About this exercise ▸
Gather each line containing the string "JSON" from these entries.

_ _ _ _ _

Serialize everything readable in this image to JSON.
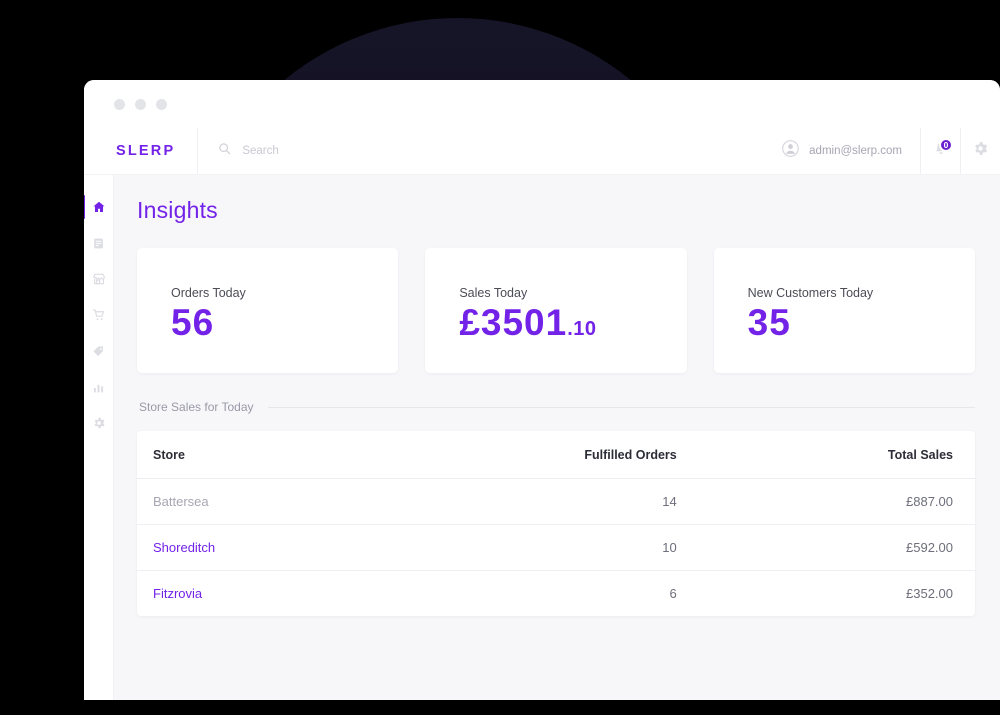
{
  "window": {
    "dots": [
      "dot-red",
      "dot-yellow",
      "dot-green"
    ]
  },
  "header": {
    "brand": "SLERP",
    "search": {
      "icon": "search-icon",
      "placeholder": "Search",
      "value": ""
    },
    "user": {
      "avatar_icon": "user-avatar-icon",
      "email": "admin@slerp.com"
    },
    "notifications": {
      "icon": "bell-icon",
      "badge_count": "0"
    },
    "settings": {
      "icon": "gear-icon"
    }
  },
  "sidebar": {
    "items": [
      {
        "name": "home",
        "icon": "home-icon",
        "active": true
      },
      {
        "name": "orders",
        "icon": "document-icon",
        "active": false
      },
      {
        "name": "stores",
        "icon": "store-icon",
        "active": false
      },
      {
        "name": "cart",
        "icon": "cart-icon",
        "active": false
      },
      {
        "name": "products",
        "icon": "tag-icon",
        "active": false
      },
      {
        "name": "reports",
        "icon": "bar-chart-icon",
        "active": false
      },
      {
        "name": "settings",
        "icon": "gear-icon",
        "active": false
      }
    ]
  },
  "main": {
    "title": "Insights",
    "cards": [
      {
        "label": "Orders Today",
        "value": "56",
        "fraction": ""
      },
      {
        "label": "Sales Today",
        "value": "£3501",
        "fraction": ".10"
      },
      {
        "label": "New Customers Today",
        "value": "35",
        "fraction": ""
      }
    ],
    "section": {
      "label": "Store Sales for Today"
    },
    "table": {
      "columns": [
        "Store",
        "Fulfilled Orders",
        "Total Sales"
      ],
      "rows": [
        {
          "store": "Battersea",
          "link": false,
          "orders": "14",
          "sales": "£887.00"
        },
        {
          "store": "Shoreditch",
          "link": true,
          "orders": "10",
          "sales": "£592.00"
        },
        {
          "store": "Fitzrovia",
          "link": true,
          "orders": "6",
          "sales": "£352.00"
        }
      ]
    }
  },
  "colors": {
    "accent": "#7322e8",
    "badge": "#6a1fd0",
    "canvas": "#f7f7fa",
    "backdrop": "#000000",
    "circle": "#161427"
  }
}
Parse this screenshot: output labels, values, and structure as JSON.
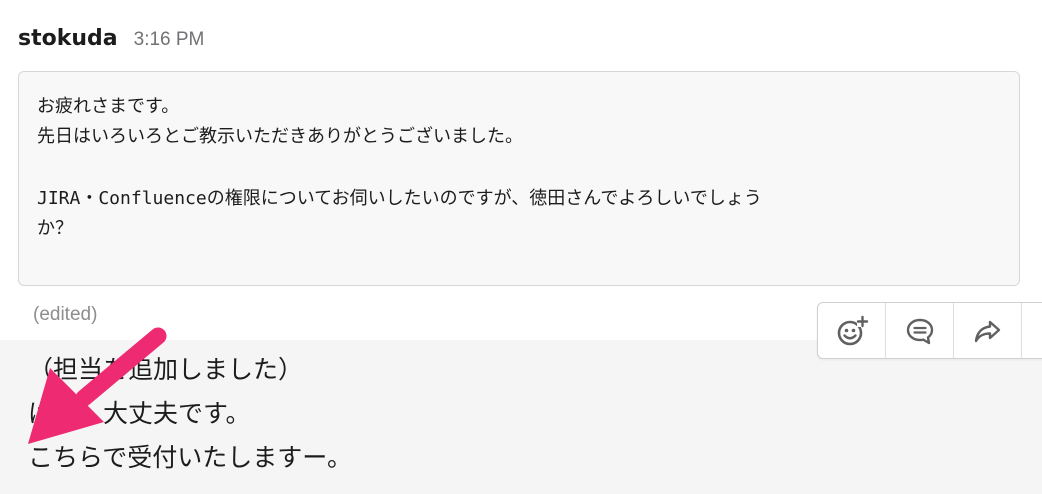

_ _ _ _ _

Completed exercise ▸
Serialize everything readable in this image to JSON.
Parse this screenshot: output labels, values, and structure as JSON.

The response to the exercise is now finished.